The 1980 show aired live in China, and was seen by two hundred million people.  Among them may have been a three year old Chen Lu, who, after winning the 1995 World Championship, admitted her childhood idol was Peggy Fleming.

As skaters grew more accustomed to having television cameras recording their every step, they also grew accustomed to making the concessions necessary to insure television getting everything they needed to, in turn, make the skater look good.  At the 1980 Olympic Games, when a production assistant overslept and missed a mandatory shot of Linda Fratianne arriving for practice, the four-time U.S. Champion graciously agreed to reenact the moment for the cameras.

By 1984, Scott Hamilton was so television-savvy, he called up ABC and said, 'I don't know if you're going to do an Up-Close-and-Personal profile on me, but, I suspect it's possible.  I thought of this piece of music sung by Gary Morris, "Wind Beneath My Wings," and it's everything I believe about my relationship with my coach, Don Laws.  So, if you were going to do a piece on me, I just want to throw that in."  Laughs Doug Wilson, "He was already producing!"

For more from Doug Wilson, check out his book at the link:

Alina Adams is the author of the Figure Skating Mystery series, including Murder on Ice, On Thin Ice, Axel of Evil, Death Drop and Skate Crime.

Tuesday, October 01, 2013


The folks at the Guthrie Theater in Minneapolis contacted the Soap Opera 451 blog to ask for help in getting the word out about their upcoming play, Tribes, co-starring none other than Stephen Schnetzer (Cass; AW & ATWT).

We are happy to oblige!

(EDITED ON 10/16/13 TO ADD: We've got video!

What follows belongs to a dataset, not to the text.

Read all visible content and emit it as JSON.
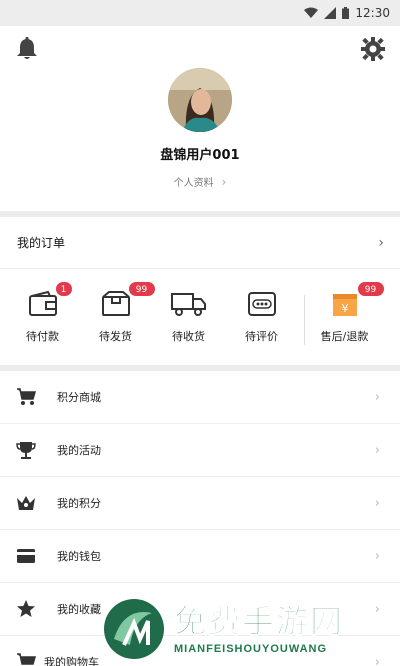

Scroll down below!)

The Guthrie Theater today announced casting for its production of Nina Raine’s Tribes. Winner of the 2012 Drama Desk Award for Outstanding Play and a 2010 Olivier Award nominee for Best Play, Tribes is a provocative, poignant family drama that illuminates the fascinating interplay of sound and communication, perception and true understanding. Wendy C. Goldberg (Guthrie: Dollhouse) directs this regional premiere that begins performances on the McGuire Proscenium Stage on Friday, October 5.

Billy is a young man born deaf and raised in an opinionated and intellectually raucous family that talks constantly. Not only have his parents and siblings never learned sign language, neither has Billy, who has had to adapt to the hearing world. Then he meets Sylvia, a young woman from a Deaf family who introduces him to sign language. Billy feels a confidence and sense of belonging he’s not known before and finally understands what it means to be understood.

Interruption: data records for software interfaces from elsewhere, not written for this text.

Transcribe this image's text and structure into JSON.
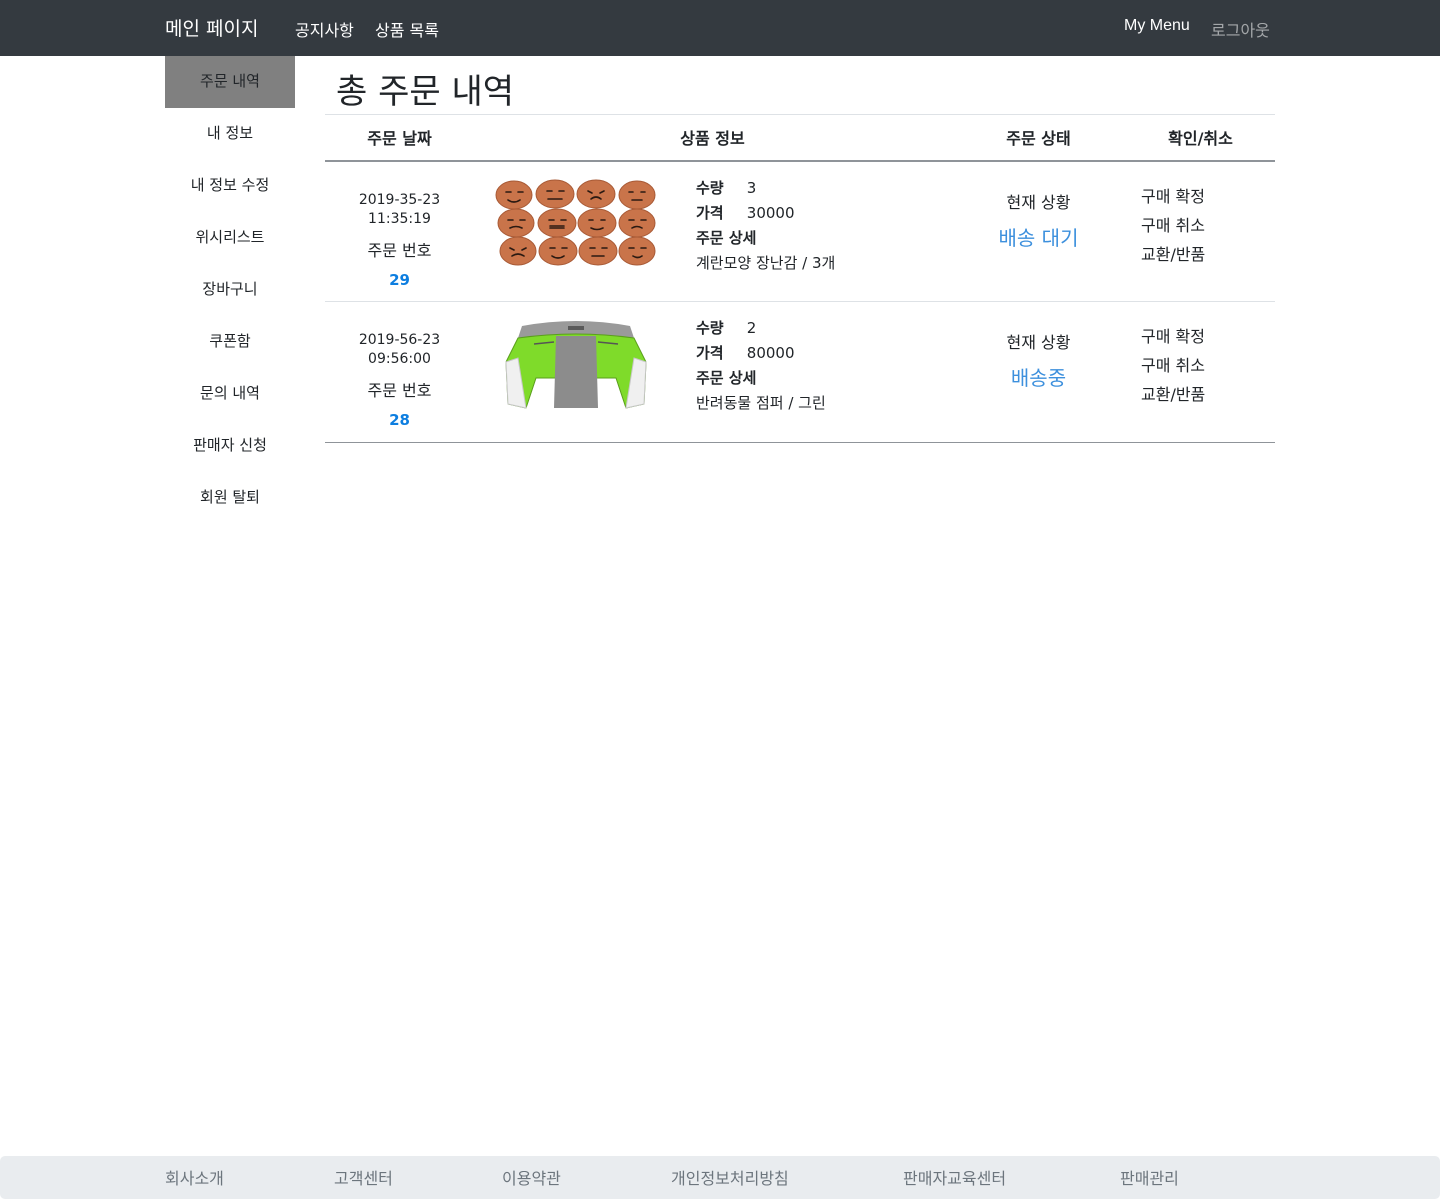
{
  "navbar": {
    "brand": "메인 페이지",
    "links": [
      "공지사항",
      "상품 목록"
    ],
    "my_menu": "My Menu",
    "logout": "로그아웃"
  },
  "sidebar": {
    "items": [
      "주문 내역",
      "내 정보",
      "내 정보 수정",
      "위시리스트",
      "장바구니",
      "쿠폰함",
      "문의 내역",
      "판매자 신청",
      "회원 탈퇴"
    ],
    "active_index": 0
  },
  "main": {
    "title": "총 주문 내역",
    "columns": [
      "주문 날짜",
      "상품 정보",
      "주문 상태",
      "확인/취소"
    ],
    "labels": {
      "order_no": "주문 번호",
      "quantity": "수량",
      "price": "가격",
      "detail": "주문 상세",
      "status": "현재 상황"
    },
    "orders": [
      {
        "date": "2019-35-23",
        "time": "11:35:19",
        "order_no": "29",
        "image_icon": "egg-faces-product-image",
        "quantity": "3",
        "price": "30000",
        "detail": "계란모양 장난감 / 3개",
        "status": "배송 대기",
        "actions": [
          "구매 확정",
          "구매 취소",
          "교환/반품"
        ]
      },
      {
        "date": "2019-56-23",
        "time": "09:56:00",
        "order_no": "28",
        "image_icon": "pet-jacket-product-image",
        "quantity": "2",
        "price": "80000",
        "detail": "반려동물 점퍼 / 그린",
        "status": "배송중",
        "actions": [
          "구매 확정",
          "구매 취소",
          "교환/반품"
        ]
      }
    ]
  },
  "footer": {
    "links": [
      "회사소개",
      "고객센터",
      "이용약관",
      "개인정보처리방침",
      "판매자교육센터",
      "판매관리"
    ]
  },
  "colors": {
    "navbar_bg": "#343a40",
    "active_sidebar_bg": "#808080",
    "order_no_color": "#0d7ee0",
    "status_color": "#3d90dd",
    "footer_bg": "#e9ecef"
  }
}
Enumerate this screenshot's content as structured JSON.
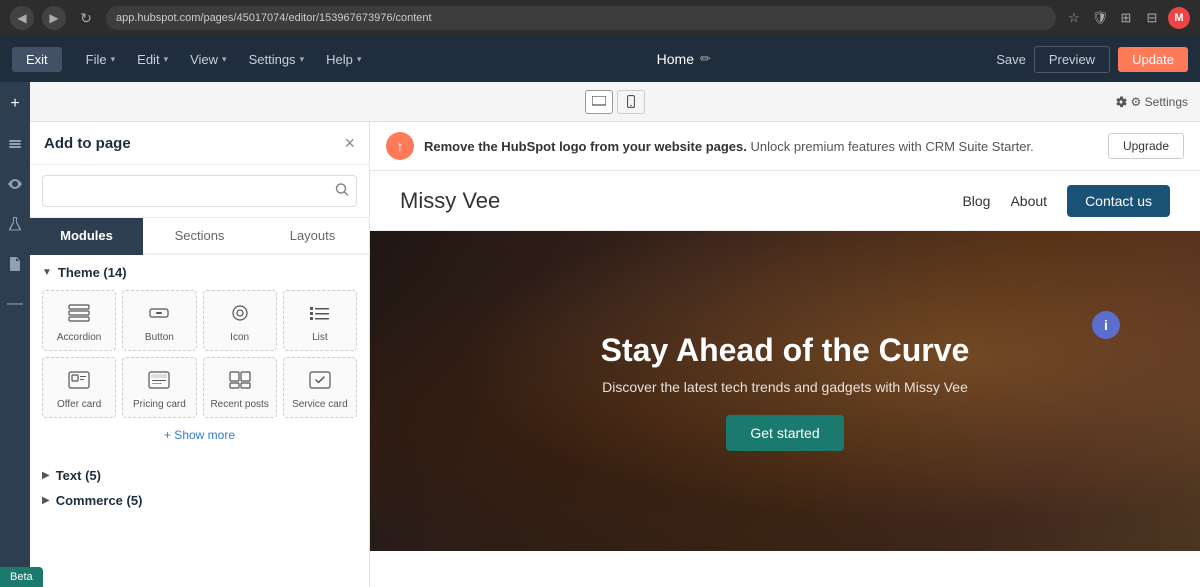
{
  "browser": {
    "url": "app.hubspot.com/pages/45017074/editor/153967673976/content",
    "back_icon": "◀",
    "forward_icon": "▶",
    "refresh_icon": "↻",
    "star_icon": "☆",
    "shield_icon": "⊕",
    "puzzle_icon": "⊞",
    "window_icon": "⊟",
    "user_initial": "M"
  },
  "app_header": {
    "exit_label": "Exit",
    "menus": [
      {
        "label": "File",
        "arrow": "▾"
      },
      {
        "label": "Edit",
        "arrow": "▾"
      },
      {
        "label": "View",
        "arrow": "▾"
      },
      {
        "label": "Settings",
        "arrow": "▾"
      },
      {
        "label": "Help",
        "arrow": "▾"
      }
    ],
    "page_title": "Home",
    "edit_icon": "✏",
    "save_label": "Save",
    "preview_label": "Preview",
    "update_label": "Update"
  },
  "viewport_toolbar": {
    "desktop_icon": "🖥",
    "mobile_icon": "📱",
    "settings_label": "⚙ Settings",
    "undo_icon": "↩",
    "redo_icon": "↪"
  },
  "add_panel": {
    "title": "Add to page",
    "close_icon": "×",
    "search_placeholder": "",
    "tabs": [
      {
        "label": "Modules",
        "active": true
      },
      {
        "label": "Sections",
        "active": false
      },
      {
        "label": "Layouts",
        "active": false
      }
    ],
    "theme_group": {
      "title": "Theme (14)",
      "expanded": true,
      "modules": [
        {
          "label": "Accordion",
          "icon": "☰"
        },
        {
          "label": "Button",
          "icon": "▦"
        },
        {
          "label": "Icon",
          "icon": "◎"
        },
        {
          "label": "List",
          "icon": "☰"
        },
        {
          "label": "Offer card",
          "icon": "⊡"
        },
        {
          "label": "Pricing card",
          "icon": "▤"
        },
        {
          "label": "Recent posts",
          "icon": "▦"
        },
        {
          "label": "Service card",
          "icon": "✦"
        }
      ],
      "show_more_label": "+ Show more"
    },
    "text_group": {
      "title": "Text (5)",
      "expanded": false
    },
    "commerce_group": {
      "title": "Commerce (5)",
      "expanded": false
    }
  },
  "left_sidebar": {
    "icons": [
      {
        "name": "plus-icon",
        "symbol": "+",
        "active": true
      },
      {
        "name": "layers-icon",
        "symbol": "⊟",
        "active": false
      },
      {
        "name": "eye-icon",
        "symbol": "◉",
        "active": false
      },
      {
        "name": "flask-icon",
        "symbol": "⚗",
        "active": false
      },
      {
        "name": "file-icon",
        "symbol": "☰",
        "active": false
      },
      {
        "name": "dash-icon",
        "symbol": "—",
        "active": false
      }
    ]
  },
  "notification": {
    "icon": "↑",
    "message_bold": "Remove the HubSpot logo from your website pages.",
    "message_normal": " Unlock premium features with CRM Suite Starter.",
    "upgrade_label": "Upgrade"
  },
  "site_preview": {
    "logo": "Missy Vee",
    "nav_links": [
      "Blog",
      "About"
    ],
    "contact_btn": "Contact us",
    "hero_title": "Stay Ahead of the Curve",
    "hero_subtitle": "Discover the latest tech trends and gadgets with Missy Vee",
    "hero_cta": "Get started",
    "info_symbol": "i"
  },
  "beta_badge": "Beta"
}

On writing the play Nina Raine offers, “I first had the idea of writing Tribes when I watched a documentary about a deaf couple. The woman was pregnant. They wanted their baby to be deaf. I was struck by the thought that this was actually what many people feel, deaf or otherwise. Parents take great pleasure in witnessing the qualities they have managed to pass on to their children. Not only a set of genes. A set of values, beliefs. Even a particular language. The family is a tribe: an infighting tribe but intensely loyal.”

Tribes features the Guthrie debuts of John McGinty and Stephen Schnetzer. McGinty, who is himself deaf, will appear in the role of the central character Billy. His previous work includes roles in theater (Pippin at the Mark Taper Forum/DeafWest, Handicapped People In Their Formal Attire at Premiere Stages, Robin Hood: Thieves of Hearts at Cleveland Sign Stage), in film (Closed Caption, Conned, Love Signs) and on television (“I Killed My BFF” and “Law and Order: Criminal Intent”).

Schnetzer, known best for his roles on the daytime television series “Days of Our Lives,” “One Life to Live” and “Another World,” will play Christopher—the family patriarch. Schnetzer’s theater credits include The Goat, or Who Is Sylvia? on Broadway and The Quality of Life, Legacy of Light and Noises Off at Arena Stage in Washington, D.C.

Tribes begins preview performances on October 5, opens October 11 and continues through November 10 in the McGuire Proscenium at the Guthrie Theater. Single tickets start at $29 and are now on sale through the Guthrie Box Office at 612.377.2224, toll-free 877.44.STAGE, 612.225.6244 (Group Sales) and online at


To read our exclusive interviews with the actors who appeared on the last episode of Another World, click here.

Watch scenes from Tribes, below: